▶ **THE RECORDS**
◇ ◇ ◇ ◇

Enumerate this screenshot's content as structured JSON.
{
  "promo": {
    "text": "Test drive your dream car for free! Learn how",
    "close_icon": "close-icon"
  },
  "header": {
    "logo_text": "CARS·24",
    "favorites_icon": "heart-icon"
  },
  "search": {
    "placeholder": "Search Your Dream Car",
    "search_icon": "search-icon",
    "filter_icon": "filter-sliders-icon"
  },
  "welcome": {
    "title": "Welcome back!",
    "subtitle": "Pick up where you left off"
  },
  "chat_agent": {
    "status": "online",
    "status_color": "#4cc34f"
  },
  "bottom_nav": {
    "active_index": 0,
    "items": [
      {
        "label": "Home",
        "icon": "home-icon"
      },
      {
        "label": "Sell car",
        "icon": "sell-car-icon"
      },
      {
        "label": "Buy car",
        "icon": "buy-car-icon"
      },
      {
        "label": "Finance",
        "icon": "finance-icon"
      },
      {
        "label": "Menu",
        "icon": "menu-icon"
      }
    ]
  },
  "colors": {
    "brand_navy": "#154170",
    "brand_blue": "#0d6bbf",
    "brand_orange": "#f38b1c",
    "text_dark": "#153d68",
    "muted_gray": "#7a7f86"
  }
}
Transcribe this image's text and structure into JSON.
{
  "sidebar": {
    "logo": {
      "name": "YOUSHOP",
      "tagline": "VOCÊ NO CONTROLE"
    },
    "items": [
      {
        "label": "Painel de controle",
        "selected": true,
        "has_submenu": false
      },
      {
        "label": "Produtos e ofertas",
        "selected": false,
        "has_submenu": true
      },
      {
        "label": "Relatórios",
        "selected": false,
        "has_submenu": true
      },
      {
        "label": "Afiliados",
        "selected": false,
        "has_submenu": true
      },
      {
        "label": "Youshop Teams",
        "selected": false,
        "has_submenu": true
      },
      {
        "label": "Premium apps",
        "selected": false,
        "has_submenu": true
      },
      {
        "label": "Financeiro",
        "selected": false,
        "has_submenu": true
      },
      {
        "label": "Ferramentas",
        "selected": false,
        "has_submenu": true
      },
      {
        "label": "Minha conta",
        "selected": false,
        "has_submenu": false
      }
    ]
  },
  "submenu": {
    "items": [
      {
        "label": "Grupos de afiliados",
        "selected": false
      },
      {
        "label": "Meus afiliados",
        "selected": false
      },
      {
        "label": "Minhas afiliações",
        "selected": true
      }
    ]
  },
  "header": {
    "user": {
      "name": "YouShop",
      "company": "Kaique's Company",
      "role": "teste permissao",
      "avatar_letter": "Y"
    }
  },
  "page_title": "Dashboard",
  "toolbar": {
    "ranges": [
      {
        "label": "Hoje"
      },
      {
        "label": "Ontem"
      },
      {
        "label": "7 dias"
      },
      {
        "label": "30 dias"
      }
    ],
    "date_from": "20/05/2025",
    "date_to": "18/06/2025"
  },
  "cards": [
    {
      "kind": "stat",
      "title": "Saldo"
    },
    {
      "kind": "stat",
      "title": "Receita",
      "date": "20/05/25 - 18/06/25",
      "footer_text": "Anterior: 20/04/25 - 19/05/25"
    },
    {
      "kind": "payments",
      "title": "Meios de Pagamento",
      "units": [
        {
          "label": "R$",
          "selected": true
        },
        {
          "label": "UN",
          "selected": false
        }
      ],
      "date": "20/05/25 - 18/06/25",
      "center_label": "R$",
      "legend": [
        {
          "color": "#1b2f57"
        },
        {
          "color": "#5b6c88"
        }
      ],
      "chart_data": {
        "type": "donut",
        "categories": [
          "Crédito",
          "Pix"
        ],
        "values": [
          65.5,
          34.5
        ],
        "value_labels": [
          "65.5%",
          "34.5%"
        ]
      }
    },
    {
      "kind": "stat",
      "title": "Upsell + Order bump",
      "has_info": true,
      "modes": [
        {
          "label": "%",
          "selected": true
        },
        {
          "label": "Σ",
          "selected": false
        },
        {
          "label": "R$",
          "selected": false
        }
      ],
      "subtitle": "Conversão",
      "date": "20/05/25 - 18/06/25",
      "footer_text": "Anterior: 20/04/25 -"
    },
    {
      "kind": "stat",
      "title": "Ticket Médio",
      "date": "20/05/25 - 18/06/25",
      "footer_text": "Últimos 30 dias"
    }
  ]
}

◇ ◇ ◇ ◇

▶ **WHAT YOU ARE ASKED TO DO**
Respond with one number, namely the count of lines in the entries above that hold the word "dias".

▶ **RESULT OF THE EXERCISE**
3